Then in the ’80s, there were more jobs in this area, more opportunities. So I moved back to the reservation and started working for the Band. And I’ve been here ever since.

I did a lot of carpentry at first, building houses mainly for the Band. After that, in the summer of ’87, I applied at the Mille Lacs Indian Museum and worked there all the way to 2003, when I retired. I’ve been retired for four years now. But not really, because I work helping the other veterans, and we’re always busy.

Today, living on the reservation is almost the same as living anywhere else. We’ve got sewers, paved roads, our own schools, law enforcement, our own water tower. It’s like any other town – we’re finally catching up with the rest of the world.

That’s a lot different from what I remember growing up. Back then, nobody on the reservation had a new car, just old ones. Because if you were going down the road, you would lose your muffler – the roads were all made of mud. It wasn’t worth buying a new car.

People would ask, “Do you have running water?” Yup! We used to have a pump that we had to run back and forth to in order to fetch water. That was our “running” water.

There used to be a three-room schoolhouse; that’s where I went to school. Before that, there was a two-room school, and my brother went there. It was all Indian kids, but the teachers were non-Indians then.

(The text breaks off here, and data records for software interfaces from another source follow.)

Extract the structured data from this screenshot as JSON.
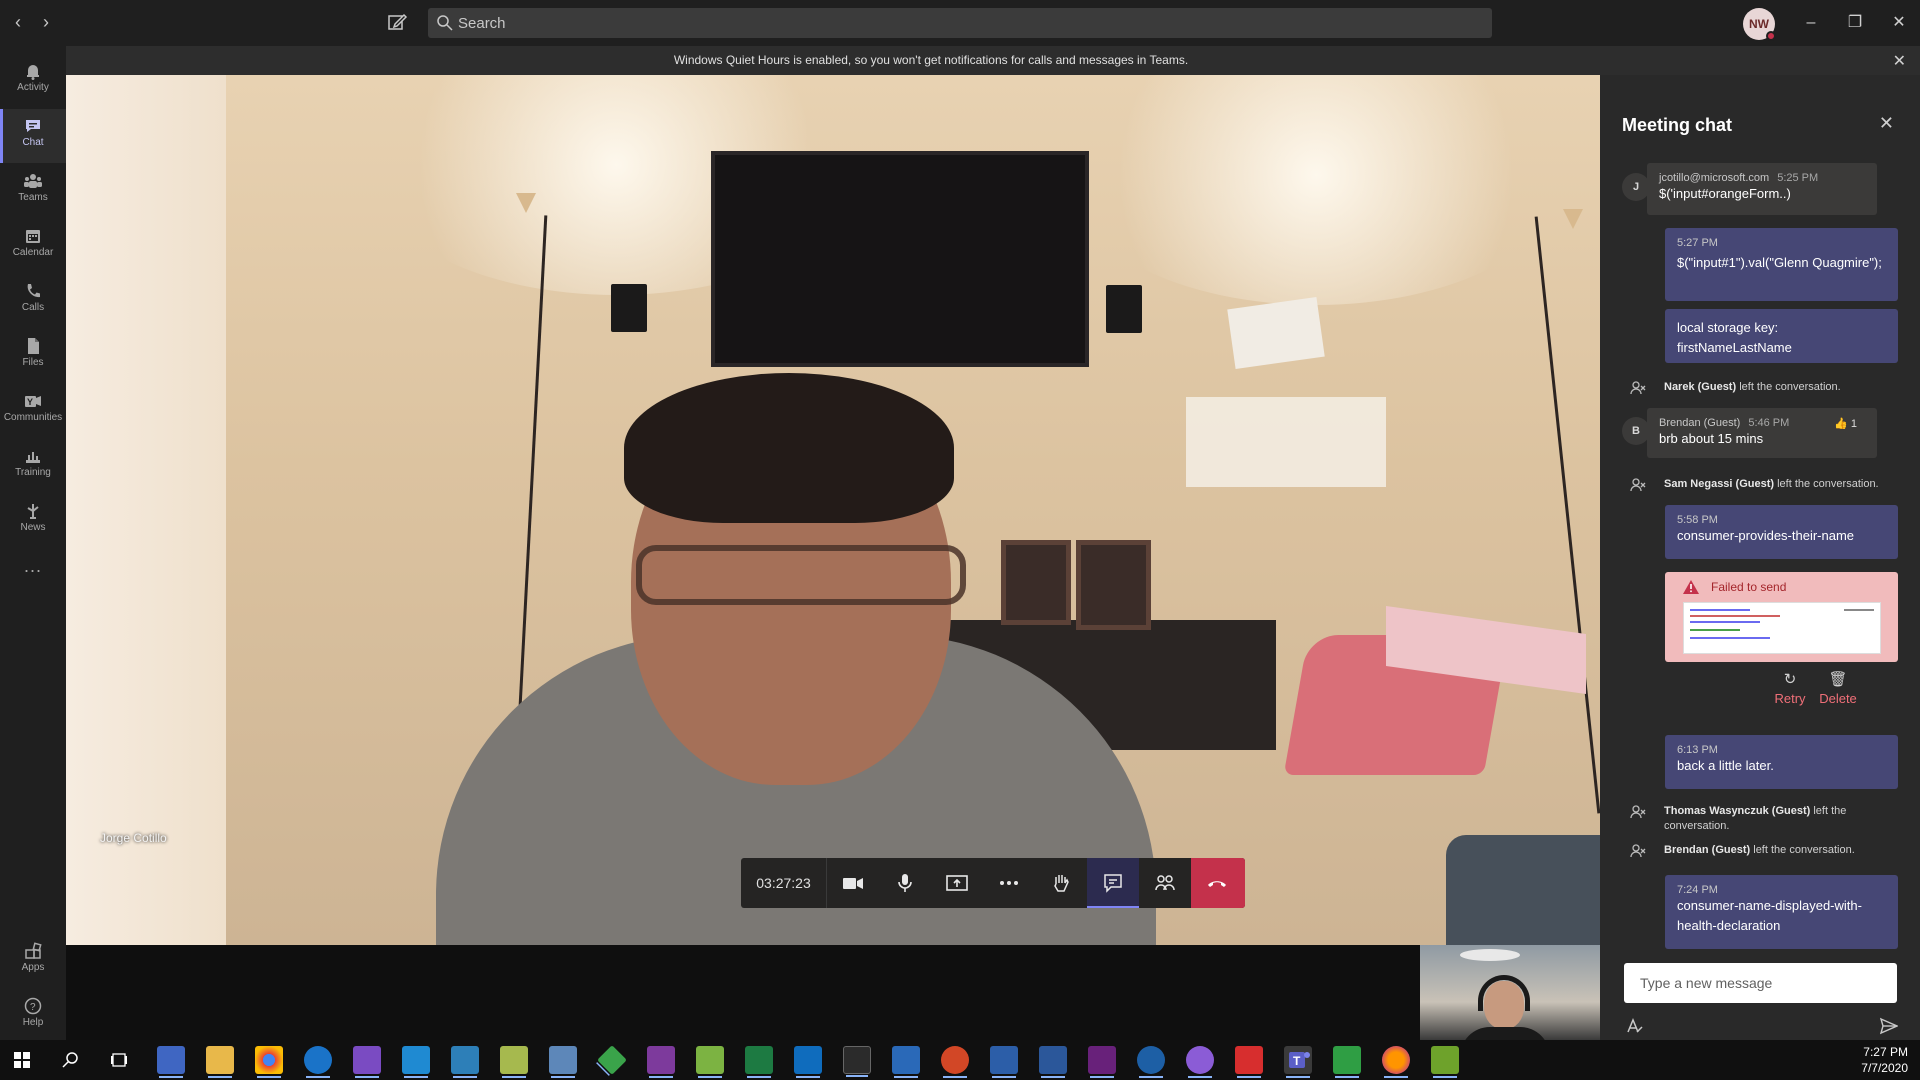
{
  "topbar": {
    "search_placeholder": "Search",
    "user_initials": "NW"
  },
  "rail": {
    "items": [
      {
        "label": "Activity",
        "icon": "bell-icon"
      },
      {
        "label": "Chat",
        "icon": "chat-icon",
        "active": true
      },
      {
        "label": "Teams",
        "icon": "teams-icon"
      },
      {
        "label": "Calendar",
        "icon": "calendar-icon"
      },
      {
        "label": "Calls",
        "icon": "phone-icon"
      },
      {
        "label": "Files",
        "icon": "file-icon"
      },
      {
        "label": "Communities",
        "icon": "communities-icon"
      },
      {
        "label": "Training",
        "icon": "training-icon"
      },
      {
        "label": "News",
        "icon": "news-icon"
      }
    ],
    "more": "...",
    "apps_label": "Apps",
    "help_label": "Help"
  },
  "banner": {
    "message": "Windows Quiet Hours is enabled, so you won't get notifications for calls and messages in Teams."
  },
  "call": {
    "caller_name": "Jorge Cotillo",
    "duration": "03:27:23"
  },
  "chat": {
    "title": "Meeting chat",
    "messages": [
      {
        "sender": "jcotillo@microsoft.com",
        "avatar": "J",
        "time": "5:25 PM",
        "text": "$('input#orangeForm..)"
      },
      {
        "time": "5:27 PM",
        "text": "$(\"input#1\").val(\"Glenn Quagmire\");"
      },
      {
        "text": "local storage key: firstNameLastName"
      },
      {
        "sys_name": "Narek (Guest)",
        "sys_text": "left the conversation."
      },
      {
        "sender": "Brendan (Guest)",
        "avatar": "B",
        "time": "5:46 PM",
        "text": "brb about 15 mins",
        "reaction": "1"
      },
      {
        "sys_name": "Sam Negassi (Guest)",
        "sys_text": "left the conversation."
      },
      {
        "time": "5:58 PM",
        "text": "consumer-provides-their-name"
      },
      {
        "failed_text": "Failed to send",
        "retry": "Retry",
        "delete": "Delete"
      },
      {
        "time": "6:13 PM",
        "text": "back a little later."
      },
      {
        "sys_name": "Thomas Wasynczuk (Guest)",
        "sys_text": "left the conversation."
      },
      {
        "sys_name": "Brendan (Guest)",
        "sys_text": "left the conversation."
      },
      {
        "time": "7:24 PM",
        "text": "consumer-name-displayed-with-health-declaration"
      }
    ],
    "composer_placeholder": "Type a new message"
  },
  "taskbar": {
    "time": "7:27 PM",
    "date": "7/7/2020"
  },
  "colors": {
    "accent": "#7f85f5",
    "hangup": "#c4314b",
    "failed_bg": "#f1bbbc"
  }
}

Before then, even longer ago, I know our people in East Lake and Lake Lena used to have powwows together, even though it probably took a couple days to travel. They had horses and wagons, and everybody would get together and ride that wagon to Lake Lena for the powwow. Back then, they used to get together for about a month – no overnight or weekend trips.

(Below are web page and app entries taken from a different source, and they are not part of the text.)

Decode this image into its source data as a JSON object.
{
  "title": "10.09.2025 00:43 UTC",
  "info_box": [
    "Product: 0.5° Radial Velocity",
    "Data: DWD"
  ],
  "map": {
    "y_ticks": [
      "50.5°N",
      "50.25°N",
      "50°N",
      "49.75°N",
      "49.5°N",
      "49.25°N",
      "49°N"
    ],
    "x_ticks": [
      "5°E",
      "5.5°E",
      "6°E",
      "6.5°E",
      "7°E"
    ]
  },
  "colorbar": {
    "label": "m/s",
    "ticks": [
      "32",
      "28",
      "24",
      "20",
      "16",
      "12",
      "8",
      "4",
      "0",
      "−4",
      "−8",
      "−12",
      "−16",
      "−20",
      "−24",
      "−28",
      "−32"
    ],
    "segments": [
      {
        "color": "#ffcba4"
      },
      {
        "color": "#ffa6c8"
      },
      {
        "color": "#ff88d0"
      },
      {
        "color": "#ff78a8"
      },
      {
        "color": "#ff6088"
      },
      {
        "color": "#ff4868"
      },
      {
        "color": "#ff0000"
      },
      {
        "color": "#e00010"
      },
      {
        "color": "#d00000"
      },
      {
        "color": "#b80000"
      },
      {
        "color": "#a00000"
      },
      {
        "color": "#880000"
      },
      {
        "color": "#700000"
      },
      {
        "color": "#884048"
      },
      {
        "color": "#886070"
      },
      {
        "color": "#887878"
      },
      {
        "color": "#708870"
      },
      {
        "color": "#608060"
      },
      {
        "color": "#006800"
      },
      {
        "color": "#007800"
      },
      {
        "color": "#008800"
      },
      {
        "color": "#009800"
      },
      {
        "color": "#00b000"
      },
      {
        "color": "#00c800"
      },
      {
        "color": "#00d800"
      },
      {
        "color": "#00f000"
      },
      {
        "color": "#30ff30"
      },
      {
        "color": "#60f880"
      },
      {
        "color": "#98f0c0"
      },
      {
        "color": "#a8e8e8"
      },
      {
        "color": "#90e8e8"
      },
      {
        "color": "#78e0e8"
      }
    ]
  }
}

Today, museum visitors’ jaws drop when they realize how rough it was back then. The way some people look at it today, it was hard living.

But that was just the life. You had to get the maple sap and let it boil down eight hours. You had to wash clothes by hand. When our grandparents lived here, everything they needed was here. They had sap, fish, deer, the wildlife, all the natural things they needed to live off the land. A lot of stuff is easier today, but you still need eight hours to boil down the sap.

The reservation exists not just as a community but also as a part of history. This is home to me. It’s home to Band members even if they leave here. If they move to California, they still say, “My home is in Minnesota.” That’s why it’s important not just for us, but for our kids growing up even 100 years from now, to say this is our home, our reservation.